08 February 2009


Ok, sorry I haven't posted on here in a while, but I haven't had internet at home for 2 weeks and I've been in America for the past week. As many of you know, my granddad, William Carter, died on January 30th. I found out 5:30 on Friday evening and was on a plane home at 9:00 the next morning. Three of my friends and I stayed up until 3:30 so I could take the bus from Galway to Shannon, then I called my mom and brother (much to their delight) to entertain me until I left at 9:00 (at least I'm six hours ahead of them). I flew into Newark, NJ, had a five hour layover, then flew into Denver where my brother picked me up. My friends here definitely think I live in the middle of nowhere now because I was explaining to them that I could fly into either Denver or Kansas City and still have about a 6 hour drive to Jennings - they couldn't believe there wasn't an airport closer! On the way to Newark, I had a whole row to myself! Now that's the way to fly! Unfortunately, the rest of my flights were full. I got into Shannon at about 7:30 in the morning, took a bus to Galway, and arrived at my house at about 10:30. It was really cool when I came through customs into Ireland, the guy told me "Welcome home!"
I'm going to put the bio in the pamphlet on here:

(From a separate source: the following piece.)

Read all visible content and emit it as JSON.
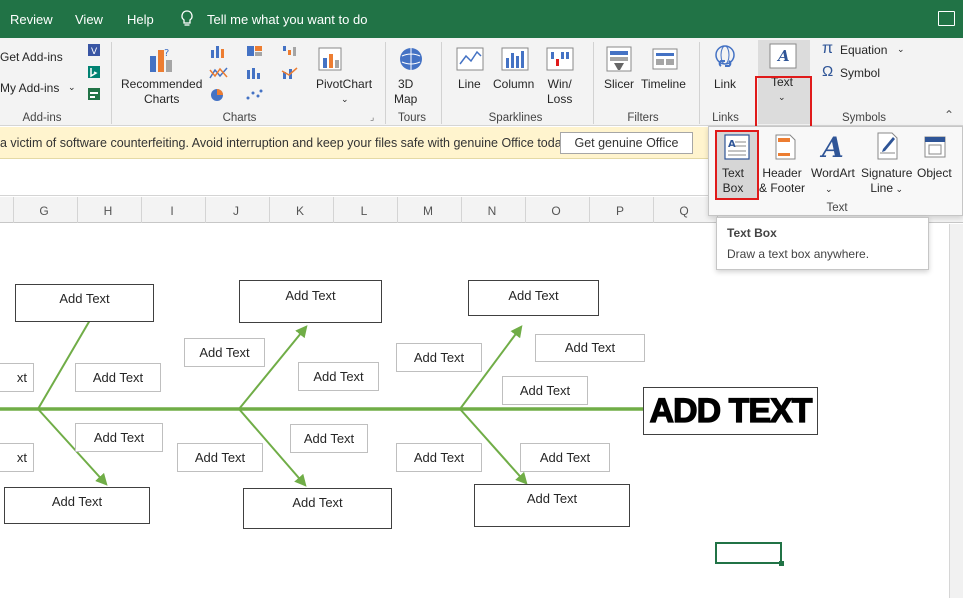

William Penn Carter was born February 22, 1916, on the family farm three miles south of Jennings, Kansas. His twin brother, Willard, and he were the youngest of four children born to Jesse and Grace (Tice) Carter. William passed away Friday, January 30, 2009, at the Decatur County ospital in Oberlin, Kansas, at the age of 92.
William and his siblings were reared on the family farm and attended school in Jennings. He graduated from Jennings High School in 1934. During World War II, William and Willard joined the United States Army. They went to training in Texas and served with the 359th Infantry, 90th Division.
On June 6, 1943, before he left to go overseas, William was united in marriage to Rachel Carlton in a double ceremony with his brother, Willard, and Rachel's sister, Naomi, at the Methodist Church in Jennings. The two brothers left shortly after that to serve in the European Theater. They were honorably discharged and returned home in December of 1945.
William and Willard then began working together for Home Oil and Gas Company with Jess Tacha. In 1948, they built a duplex in Jennings, and the two families lived side by side from that time on.
Family was important to them. William and Rachel were blessed with two sons, two daughters, 11 grandchildren and 19 great-grandchildren. Besides his family, William's other love was his horses.
He was a member of the Jennings United Methodist Church, American Legion Post #351, Masonic Lodge, Order of Eastern Star and Charter Member of the Jennings Lion Club.
Survivors include his wife Rachel of the home; four children and their spouses, Ann and Richard Graner of Benthany, Missouri, Allan and Sherry Carter of Overland Park, Kenneth and Julie Carter of Jennings, and Jane and Jim Wahlmeier of Concordia; his grandchildren and great-grandchildren; nephews and nieces, other relatives and friends.
William was preceded in death by his parents and three siblings Nettie, Lawrence (Carney) and Willard.

It was hard being this far away while he was sick. He found out last year that he had lymphoma in his knees. They did one round of chemo, which alleviated the pain in his knees, but he never did really recover from that. In a way, I knew I'd be going home for his funeral at some point this semester, but I didn't think it would be this soon. He's also rallied so many times when we thought he wasn't going to make it that part of me really didn't expect this. It is comforting to me to know that he's in a better place and he's no longer in pain, but it's still hard to know he's not going to be there when I get back.